A Fresno Superior Court jury on Wednesday convicted a man of 36 counts in a child molestation and child porn case, which will carry a potential sentence of 1,882 years to life in prison.
At that, it would likely be the longest sentence ever handed down in Fresno County Superior Court.
Cornelio Jimenez, 42, was found guilty of 34 counts of child molestation on two girls who at the time were ages 4 and 7. He also was found guilty of possessing more than 600 images of child porn and using a child to produce porn. He previously pleaded guilty to failing to update his registration as a sex offender.
The guilty verdict for the 34 counts of child molestation each carry a possible sentence of 25 years to life in prison. But because Jimenez previously was convicted in Washington in 1997 for attempted child molestation, each sentence could be doubled to 50 years to life in prison, said Deborah Miller, the Fresno County deputy district attorney who prosecuted the case.
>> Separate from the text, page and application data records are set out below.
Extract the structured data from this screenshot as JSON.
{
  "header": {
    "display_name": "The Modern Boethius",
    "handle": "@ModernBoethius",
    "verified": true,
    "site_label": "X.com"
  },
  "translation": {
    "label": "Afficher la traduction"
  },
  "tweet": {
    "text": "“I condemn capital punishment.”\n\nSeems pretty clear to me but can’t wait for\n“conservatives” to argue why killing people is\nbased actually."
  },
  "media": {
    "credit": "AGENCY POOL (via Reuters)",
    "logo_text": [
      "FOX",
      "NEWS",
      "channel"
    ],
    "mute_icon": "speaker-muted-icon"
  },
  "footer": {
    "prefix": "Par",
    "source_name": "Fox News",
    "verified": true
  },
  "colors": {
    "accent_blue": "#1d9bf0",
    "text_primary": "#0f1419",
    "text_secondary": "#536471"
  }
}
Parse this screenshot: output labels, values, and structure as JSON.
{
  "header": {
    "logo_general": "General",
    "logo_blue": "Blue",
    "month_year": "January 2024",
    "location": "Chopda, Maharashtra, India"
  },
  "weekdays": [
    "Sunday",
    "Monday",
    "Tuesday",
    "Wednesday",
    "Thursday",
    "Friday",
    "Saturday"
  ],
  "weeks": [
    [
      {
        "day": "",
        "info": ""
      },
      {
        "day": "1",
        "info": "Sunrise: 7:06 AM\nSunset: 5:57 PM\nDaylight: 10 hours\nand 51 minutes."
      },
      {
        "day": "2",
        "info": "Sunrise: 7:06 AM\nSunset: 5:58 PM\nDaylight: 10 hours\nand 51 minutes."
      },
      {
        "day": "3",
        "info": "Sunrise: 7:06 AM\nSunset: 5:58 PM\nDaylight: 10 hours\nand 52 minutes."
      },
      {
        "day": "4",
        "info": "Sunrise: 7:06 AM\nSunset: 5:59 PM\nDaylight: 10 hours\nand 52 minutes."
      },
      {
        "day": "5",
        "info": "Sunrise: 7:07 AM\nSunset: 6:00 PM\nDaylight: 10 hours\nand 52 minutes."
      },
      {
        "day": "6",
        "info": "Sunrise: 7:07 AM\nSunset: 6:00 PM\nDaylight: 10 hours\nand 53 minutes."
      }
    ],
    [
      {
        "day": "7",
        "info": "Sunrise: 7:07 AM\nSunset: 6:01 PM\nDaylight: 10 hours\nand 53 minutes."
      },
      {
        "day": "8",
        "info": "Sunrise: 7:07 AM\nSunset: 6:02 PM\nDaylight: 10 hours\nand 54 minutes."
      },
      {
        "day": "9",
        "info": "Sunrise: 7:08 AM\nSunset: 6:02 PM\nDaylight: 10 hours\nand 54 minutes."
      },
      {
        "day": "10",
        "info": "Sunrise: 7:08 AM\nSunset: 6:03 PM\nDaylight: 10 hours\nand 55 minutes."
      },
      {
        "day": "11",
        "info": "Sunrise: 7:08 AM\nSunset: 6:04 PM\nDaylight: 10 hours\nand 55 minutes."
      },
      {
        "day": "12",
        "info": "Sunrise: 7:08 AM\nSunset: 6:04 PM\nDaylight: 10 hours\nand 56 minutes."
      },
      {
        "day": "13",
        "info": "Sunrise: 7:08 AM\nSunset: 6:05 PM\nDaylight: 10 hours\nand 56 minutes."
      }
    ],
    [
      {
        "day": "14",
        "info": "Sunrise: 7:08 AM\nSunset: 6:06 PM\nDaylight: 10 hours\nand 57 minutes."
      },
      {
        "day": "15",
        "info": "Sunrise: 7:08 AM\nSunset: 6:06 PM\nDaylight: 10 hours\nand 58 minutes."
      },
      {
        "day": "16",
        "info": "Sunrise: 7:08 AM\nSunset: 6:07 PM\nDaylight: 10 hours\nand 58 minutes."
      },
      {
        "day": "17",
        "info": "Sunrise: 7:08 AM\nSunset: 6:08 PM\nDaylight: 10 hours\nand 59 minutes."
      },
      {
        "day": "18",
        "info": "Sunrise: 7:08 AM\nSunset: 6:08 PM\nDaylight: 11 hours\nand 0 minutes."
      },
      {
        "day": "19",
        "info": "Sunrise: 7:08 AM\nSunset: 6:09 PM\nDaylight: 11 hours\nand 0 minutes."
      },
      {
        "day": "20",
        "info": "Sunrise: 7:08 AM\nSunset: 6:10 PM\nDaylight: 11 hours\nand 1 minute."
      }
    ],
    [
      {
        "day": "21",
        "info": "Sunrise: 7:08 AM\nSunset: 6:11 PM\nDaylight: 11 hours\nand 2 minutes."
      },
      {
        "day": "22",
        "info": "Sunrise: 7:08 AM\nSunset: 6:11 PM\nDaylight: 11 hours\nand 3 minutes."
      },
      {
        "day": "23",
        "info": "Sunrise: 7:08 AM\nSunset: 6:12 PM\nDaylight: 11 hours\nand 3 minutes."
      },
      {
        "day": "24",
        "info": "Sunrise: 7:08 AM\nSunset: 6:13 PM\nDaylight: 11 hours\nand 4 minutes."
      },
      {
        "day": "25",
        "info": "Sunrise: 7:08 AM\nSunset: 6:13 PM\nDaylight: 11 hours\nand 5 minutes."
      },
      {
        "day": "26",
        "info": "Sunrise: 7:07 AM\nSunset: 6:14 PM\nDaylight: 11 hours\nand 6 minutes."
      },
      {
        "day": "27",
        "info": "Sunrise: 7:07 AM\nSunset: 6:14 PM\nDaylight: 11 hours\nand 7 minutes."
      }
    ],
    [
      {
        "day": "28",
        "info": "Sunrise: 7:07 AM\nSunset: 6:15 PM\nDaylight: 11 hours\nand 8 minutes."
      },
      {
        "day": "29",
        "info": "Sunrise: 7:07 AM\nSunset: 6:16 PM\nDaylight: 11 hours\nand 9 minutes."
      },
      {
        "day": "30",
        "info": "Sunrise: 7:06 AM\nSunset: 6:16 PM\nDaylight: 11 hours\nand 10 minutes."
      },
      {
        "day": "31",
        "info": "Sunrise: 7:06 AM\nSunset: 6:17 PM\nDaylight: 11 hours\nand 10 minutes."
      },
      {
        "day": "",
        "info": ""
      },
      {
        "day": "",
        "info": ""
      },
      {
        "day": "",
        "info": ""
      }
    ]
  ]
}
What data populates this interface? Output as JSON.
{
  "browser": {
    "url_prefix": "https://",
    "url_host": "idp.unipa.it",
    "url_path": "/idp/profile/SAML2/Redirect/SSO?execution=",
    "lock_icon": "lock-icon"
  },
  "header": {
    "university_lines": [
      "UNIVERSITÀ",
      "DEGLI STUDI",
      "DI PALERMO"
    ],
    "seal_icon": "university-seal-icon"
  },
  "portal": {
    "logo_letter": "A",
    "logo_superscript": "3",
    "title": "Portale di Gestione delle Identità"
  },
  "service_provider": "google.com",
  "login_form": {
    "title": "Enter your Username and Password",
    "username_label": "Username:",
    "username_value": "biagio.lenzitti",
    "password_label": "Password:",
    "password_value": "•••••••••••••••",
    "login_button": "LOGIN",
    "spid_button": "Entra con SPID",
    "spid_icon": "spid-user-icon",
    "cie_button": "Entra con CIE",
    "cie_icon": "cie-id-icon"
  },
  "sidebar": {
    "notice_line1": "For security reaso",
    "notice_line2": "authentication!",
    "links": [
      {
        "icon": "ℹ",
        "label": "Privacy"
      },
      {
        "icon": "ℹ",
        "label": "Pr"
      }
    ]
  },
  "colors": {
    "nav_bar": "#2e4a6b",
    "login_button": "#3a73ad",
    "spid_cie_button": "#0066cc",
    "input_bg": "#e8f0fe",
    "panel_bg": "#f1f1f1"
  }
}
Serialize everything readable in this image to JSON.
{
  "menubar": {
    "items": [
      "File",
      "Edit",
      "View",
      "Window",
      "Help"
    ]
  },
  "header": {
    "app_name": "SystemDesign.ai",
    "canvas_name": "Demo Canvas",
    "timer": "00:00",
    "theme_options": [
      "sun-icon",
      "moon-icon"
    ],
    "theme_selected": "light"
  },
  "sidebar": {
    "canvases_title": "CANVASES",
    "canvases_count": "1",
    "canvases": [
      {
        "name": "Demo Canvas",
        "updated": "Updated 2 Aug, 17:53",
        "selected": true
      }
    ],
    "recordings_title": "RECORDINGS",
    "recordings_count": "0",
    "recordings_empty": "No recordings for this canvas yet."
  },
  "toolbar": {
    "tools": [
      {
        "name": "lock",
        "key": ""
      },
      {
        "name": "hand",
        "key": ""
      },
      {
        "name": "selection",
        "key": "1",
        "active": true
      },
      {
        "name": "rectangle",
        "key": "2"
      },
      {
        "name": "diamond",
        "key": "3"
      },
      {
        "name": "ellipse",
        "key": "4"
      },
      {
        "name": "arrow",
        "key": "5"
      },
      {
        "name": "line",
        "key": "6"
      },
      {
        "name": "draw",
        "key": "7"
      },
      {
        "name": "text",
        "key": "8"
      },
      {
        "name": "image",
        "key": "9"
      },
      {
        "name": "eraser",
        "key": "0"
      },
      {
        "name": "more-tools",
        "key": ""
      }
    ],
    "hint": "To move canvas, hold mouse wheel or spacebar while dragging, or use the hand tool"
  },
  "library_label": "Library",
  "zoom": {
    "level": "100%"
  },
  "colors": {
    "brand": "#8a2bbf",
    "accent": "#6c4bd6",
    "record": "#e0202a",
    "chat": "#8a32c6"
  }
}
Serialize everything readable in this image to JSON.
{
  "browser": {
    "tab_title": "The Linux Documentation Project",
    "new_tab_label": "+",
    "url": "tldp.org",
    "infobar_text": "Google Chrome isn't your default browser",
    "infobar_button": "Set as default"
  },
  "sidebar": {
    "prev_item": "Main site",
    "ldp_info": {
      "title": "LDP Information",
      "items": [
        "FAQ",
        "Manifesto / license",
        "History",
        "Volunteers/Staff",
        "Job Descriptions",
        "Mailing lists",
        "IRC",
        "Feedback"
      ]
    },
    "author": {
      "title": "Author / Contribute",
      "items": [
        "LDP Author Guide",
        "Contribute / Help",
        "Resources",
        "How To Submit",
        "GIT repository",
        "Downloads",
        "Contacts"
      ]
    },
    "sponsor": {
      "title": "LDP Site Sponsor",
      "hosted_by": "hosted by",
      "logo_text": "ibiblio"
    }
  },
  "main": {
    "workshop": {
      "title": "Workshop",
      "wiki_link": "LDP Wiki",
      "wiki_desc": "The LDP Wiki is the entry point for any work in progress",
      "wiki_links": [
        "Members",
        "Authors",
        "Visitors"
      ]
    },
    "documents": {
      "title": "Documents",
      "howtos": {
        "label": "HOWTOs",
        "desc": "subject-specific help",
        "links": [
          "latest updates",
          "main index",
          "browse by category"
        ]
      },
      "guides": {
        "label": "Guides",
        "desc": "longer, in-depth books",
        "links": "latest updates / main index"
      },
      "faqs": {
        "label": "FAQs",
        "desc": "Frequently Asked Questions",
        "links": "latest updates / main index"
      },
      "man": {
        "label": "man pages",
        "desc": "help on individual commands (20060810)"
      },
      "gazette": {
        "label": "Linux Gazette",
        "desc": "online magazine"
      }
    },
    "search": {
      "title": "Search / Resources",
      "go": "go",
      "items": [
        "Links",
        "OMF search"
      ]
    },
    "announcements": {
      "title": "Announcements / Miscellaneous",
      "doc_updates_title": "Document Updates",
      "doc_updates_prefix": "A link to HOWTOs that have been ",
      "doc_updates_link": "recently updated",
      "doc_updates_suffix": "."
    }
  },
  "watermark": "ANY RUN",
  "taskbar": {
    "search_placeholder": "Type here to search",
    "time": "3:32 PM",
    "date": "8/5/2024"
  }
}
To her knowledge, Jimenez could face the longest sentence handed down in Fresno County Superior Court, Miller said.
"California has strong laws against sexual assault, especially when against children," Miller said. "We can’t give child molesters enough time in prison. There’s just not enough years to give them."
But his public defender, Angelica Rivera, said she hopes Judge Arlan L. Harrell won't hand down the maximum sentence. She plans to ask the judge to strike the prior case against Jimenez, which occurred when he was in his 20s, she said.
The DA's Office said once Jimenez reaches the age of 60 and had served 25 years, he will be eligible for release under the Elderly Parole Program.
Jimenez was arrested in 2015 after Fresno police received two cyber tips from Microsoft and Dropbox about the distribution of child porn.
"When we became aware that he was sending emails where he was referencing ongoing molestation of children in the home, the very next day we executed a search warrant on the house," said Fresno police Detective David Wilkin.
Investigators working on the case interviewed the two victims and were able to get Jimenez to confess, Wilkin said.
More than 40 videos, several photos of the victims and nearly 10,000 files of child porn were used as evidence in the case.
Wilkin said the case was particularly disturbing because Jimenez in emails taught others how to groom and victimize children.
"He was taking on a very active role of the victimization of children," Wilkin said. "This was not the typical case of looking at child pornography to get gratification."
The abuse of the two girls occurred for about a year from June 2014 to June 2015.
During the trial, both the victims, now 7 and 10, testified while Jimenez was in the courtroom, Miller said. The 7-year-old does not remember the abuse that occurred when she was 4, but the 10-year-old girl did and recounted it in court. The girls had a therapy dog in the courtroom while they took the stand, Miller said.
The prosecution also played numerous videos of the abuse during the trial.
"That was really difficult on the jury because they had to view the evidence and make a determination," Miller said.
Rivera said in a statement that from the beginning of the case, Jimenez offered to enter a plea in exchange for 25 years to life in prison "to avoid any further trauma to the children and their parents."
The district attorney's office declined because 25 years was not long enough "for the conduct of the case and the amount of pain and suffering he caused these children and the victimization he continued to perpetuate of all the other victims in the other child porn videos."
The district attorney's office offered a plea deal in exchange for 75 years to life as late as Feb. 15, but Jimenez declined and instead opted to go through with the trial.
"Frankly, I wish that the 16 jurors that sat there and saw all the evidence, that they didn’t have to go through that," Rivera said. "Viewing those videos is going to stick in their mind for a very long time."
Harrell thanked the jury for their work. "Cases like this one are always difficult," he said.
Miller thanked Wilkin for his work on the case, saying his interviews and investigation made the case. Wilkin thanked the Internet Crimes Against Children Task Force and the agencies that collaborated on this case, such as Fresno police, Fresno County Sheriff's Office, Fresno County District Attorney's Office, California Department of Corrections and Rehabilitation and Homeland Security Investigations.
Jimenez will be sentenced on May 8 and remains in Fresno County Jail on no bail.